- The planet Pyrovilia has been lost.
- The Doctor's name is written across the Cascade of Medusa.
- Someone mistakes the Doctor and Donna for a married couple.
|"I'm Spartacus - and so is the wife..."|
Overall, it is an excellent episode. Initially rather funny - with Roman-related jokes - it inevitably has to turn deadly serious. The sequence showing the destruction of the city is incredibly moving thanks to VFX, music and performances. Catherine Tate, in these final scenes, is superb. Voted a healthy 71st place (out of 241) in the DWM 50th Anniversary Poll.

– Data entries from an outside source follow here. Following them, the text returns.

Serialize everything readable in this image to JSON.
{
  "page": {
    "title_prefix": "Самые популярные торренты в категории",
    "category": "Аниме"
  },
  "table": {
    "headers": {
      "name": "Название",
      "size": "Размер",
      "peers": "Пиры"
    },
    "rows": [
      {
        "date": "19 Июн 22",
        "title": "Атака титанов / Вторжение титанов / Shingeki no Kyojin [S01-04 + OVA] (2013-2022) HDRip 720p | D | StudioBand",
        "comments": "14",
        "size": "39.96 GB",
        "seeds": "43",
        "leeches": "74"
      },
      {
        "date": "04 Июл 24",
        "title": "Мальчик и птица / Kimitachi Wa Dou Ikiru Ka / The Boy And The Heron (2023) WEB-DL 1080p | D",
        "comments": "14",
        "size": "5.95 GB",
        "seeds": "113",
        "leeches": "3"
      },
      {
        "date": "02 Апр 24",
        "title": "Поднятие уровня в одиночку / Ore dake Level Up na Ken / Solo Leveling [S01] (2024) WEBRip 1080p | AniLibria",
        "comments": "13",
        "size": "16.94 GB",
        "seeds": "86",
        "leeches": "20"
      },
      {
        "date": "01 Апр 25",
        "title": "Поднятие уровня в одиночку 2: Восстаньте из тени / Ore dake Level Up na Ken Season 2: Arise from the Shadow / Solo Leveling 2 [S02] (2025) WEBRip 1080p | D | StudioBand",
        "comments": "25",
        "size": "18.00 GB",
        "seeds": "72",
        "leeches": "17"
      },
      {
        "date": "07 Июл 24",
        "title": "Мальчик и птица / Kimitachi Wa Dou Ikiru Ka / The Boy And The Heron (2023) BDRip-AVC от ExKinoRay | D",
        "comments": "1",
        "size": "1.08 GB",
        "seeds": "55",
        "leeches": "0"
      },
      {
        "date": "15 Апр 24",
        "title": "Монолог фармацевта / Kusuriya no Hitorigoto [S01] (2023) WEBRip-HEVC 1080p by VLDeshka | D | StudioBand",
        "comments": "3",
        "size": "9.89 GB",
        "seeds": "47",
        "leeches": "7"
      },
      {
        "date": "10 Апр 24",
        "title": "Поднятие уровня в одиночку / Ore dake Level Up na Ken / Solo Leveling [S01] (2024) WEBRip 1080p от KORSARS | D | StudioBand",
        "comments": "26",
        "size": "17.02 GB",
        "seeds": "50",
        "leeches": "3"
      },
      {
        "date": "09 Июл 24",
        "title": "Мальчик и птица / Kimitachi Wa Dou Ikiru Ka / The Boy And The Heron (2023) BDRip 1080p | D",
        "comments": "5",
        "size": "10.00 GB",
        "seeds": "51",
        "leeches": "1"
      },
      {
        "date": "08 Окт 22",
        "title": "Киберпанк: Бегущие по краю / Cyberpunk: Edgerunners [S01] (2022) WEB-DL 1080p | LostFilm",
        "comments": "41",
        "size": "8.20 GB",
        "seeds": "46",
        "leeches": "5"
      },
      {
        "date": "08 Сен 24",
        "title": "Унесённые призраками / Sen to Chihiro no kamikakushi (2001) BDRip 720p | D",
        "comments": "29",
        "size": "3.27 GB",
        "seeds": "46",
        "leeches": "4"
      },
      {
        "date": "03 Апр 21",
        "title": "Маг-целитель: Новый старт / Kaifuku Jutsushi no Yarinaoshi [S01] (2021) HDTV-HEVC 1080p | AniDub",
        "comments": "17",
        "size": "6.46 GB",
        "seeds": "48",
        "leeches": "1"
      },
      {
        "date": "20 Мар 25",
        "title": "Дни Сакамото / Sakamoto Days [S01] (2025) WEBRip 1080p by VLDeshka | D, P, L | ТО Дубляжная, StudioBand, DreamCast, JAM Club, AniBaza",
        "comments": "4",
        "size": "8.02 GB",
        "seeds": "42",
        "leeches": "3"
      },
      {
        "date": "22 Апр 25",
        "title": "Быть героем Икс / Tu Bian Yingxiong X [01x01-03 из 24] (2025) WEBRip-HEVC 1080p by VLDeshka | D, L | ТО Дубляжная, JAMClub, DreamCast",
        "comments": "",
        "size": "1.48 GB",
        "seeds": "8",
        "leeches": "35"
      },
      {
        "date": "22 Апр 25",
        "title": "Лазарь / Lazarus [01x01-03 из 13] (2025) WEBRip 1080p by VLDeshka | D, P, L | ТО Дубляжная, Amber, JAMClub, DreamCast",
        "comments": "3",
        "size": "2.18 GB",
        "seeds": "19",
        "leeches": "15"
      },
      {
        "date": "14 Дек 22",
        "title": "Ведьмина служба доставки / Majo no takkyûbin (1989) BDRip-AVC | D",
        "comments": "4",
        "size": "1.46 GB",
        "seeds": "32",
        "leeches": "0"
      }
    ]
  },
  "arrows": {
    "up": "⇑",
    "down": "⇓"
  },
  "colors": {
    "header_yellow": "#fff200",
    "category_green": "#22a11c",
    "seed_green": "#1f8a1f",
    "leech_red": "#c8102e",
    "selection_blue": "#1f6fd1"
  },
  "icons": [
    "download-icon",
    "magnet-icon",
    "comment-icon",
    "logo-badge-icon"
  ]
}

I gave it a 10.
Things you might like to know:
- Moran based the joke about the TARDIS being a work of art on the scene from City of Death, featuring John Cleese and Eleanor Bron.
- Talking of Cleese, the Doctor's line "You must excuse my friend, she's from Barcelona" is a reference to waiter Manuel from Fawlty Towers.
- Some of the Roman-related jokes were inspired by the anachronistic humour of the Asterix comics.
- Donna also claiming to be named Spartacus derives from The Life of Brian as much as it does from the Kirk Douglas epic.
- The future story this prefigures is, of course, The Girl Who Died, wherein the Doctor realises that saving Caecilius influenced his last regeneration, and inspires him to save Ashildr.
- This story also mentions the "fixed points in time" notion for the first time, which is revisited many times afterwards - such as the destruction of Bowie Base One on Mars.
- The Doctor's water pistol gets stolen by a Graske in the BBC Proms piece Music of the Spheres.
- The 1965 story The Romans is referenced, as the Doctor denies responsibility for the Great Fire of Rome, only to then admit he was partly to blame.
- A couple of reused props appear. The pool in the villa will be seen shortly as the clone vat in the forthcoming Sontaran two-parter, and the escape pod will be the Sontaran spaceship, from the Sarah Jane Adventures story The Last Sontaran.
- We discover that the TARDIS translation circuits can't cope with the Doctor or companion actually using the local language - as Latin comes out as Celtic / Welsh to the Pompeians.
- The sequence with the family holding onto their possessions to stop them toppling over during the earth tremor was inspired by a scene from Mary Poppins.
- There was a real Caecilius resident in Pompeii at the time of the eruption - whom the character in the Latin text books was based upon. He was the banker Lucius Caecilius Iucundus, and he too had a wife named Metella, and a son named Quintus. It is believed that he died in the earthquake which struck the town in 62 AD, as there is no record of him after this time. His house can still be seen.
- Lucius is described as the town augur. Augurs specifically interpreted omens from the flight patterns of birds. The name comes from Auspex - one who looks at birds. They could tell if a course of action was going to be lucky or unlucky, and this is where we get the terms auspicious / inauspicious from. The Romans also had Haruspices - who divined good or bad fortune from the entrails of sacrificed animals, especially the liver.
- The look of the Pyrovile High Priestess was inspired by the plaster casts of the victims from Pompeii and neighbouring Herculaneum, whilst the giant adult Pyroviles were inspired by Roman soldiers, with their crested helmets.
- If you are one of those people who regard the audios and books as equally canonical, you may wish to ponder how the Seventh Doctor could also be in town at the same time as this story - twice.